As the U.S. slowly withdraws, in the manner of the British before and after World War II, all the old hot spots that have receded in our memory — Cyprus, the Aegean between Greece and Turkey, the Falklands, the 38th Parallel, the Persian Gulf, contested islands off Japan — will become news again. If Afghanistan does not return to its pre-9/11 status as a terrorist haven, then Somalia, Sudan, or Yemen will have to do.

In short, interested parties rightly assume the U.S. cannot or will not intervene abroad. They envision making opportune territorial adjustments during this remaining four-year window of opportunity — just as China invaded Vietnam, Russia went into Afghanistan, Communists infiltrated Central America, and Islamists stormed our embassy in Tehran in the waning years of the Carter administration.

Will the world lament the consequences of a U.S. retreat? Not likely.
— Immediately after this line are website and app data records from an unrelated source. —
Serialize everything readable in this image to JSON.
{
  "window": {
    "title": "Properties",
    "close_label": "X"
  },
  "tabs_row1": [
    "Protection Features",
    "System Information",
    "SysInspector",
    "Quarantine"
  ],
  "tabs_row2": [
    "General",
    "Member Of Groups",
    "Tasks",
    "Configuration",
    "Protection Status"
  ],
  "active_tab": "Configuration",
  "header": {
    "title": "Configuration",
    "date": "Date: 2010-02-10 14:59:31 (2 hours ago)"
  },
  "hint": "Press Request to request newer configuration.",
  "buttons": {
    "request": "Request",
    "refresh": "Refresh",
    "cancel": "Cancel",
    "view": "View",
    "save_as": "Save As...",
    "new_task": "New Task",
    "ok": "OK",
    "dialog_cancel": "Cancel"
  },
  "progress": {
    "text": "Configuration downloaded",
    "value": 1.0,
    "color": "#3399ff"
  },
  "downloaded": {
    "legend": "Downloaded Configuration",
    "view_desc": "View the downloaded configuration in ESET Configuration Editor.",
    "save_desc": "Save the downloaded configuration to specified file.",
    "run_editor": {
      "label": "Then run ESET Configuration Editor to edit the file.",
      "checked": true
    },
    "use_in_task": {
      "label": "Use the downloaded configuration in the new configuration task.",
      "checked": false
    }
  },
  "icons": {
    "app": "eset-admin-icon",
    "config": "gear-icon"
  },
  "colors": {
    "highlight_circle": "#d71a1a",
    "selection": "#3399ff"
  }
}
A theme of Western philosophy from Plato to Tocqueville has been the people’s preference for equality, rather than greater freedom and prosperity with the attendant cost of inequality. The idea of an America more or less the same as other countries — imperiled by debt, class tensions, and festering social problems, and without a global footprint — will be welcome news to most of the world, even as their own neighborhoods become much poorer and more dangerous places.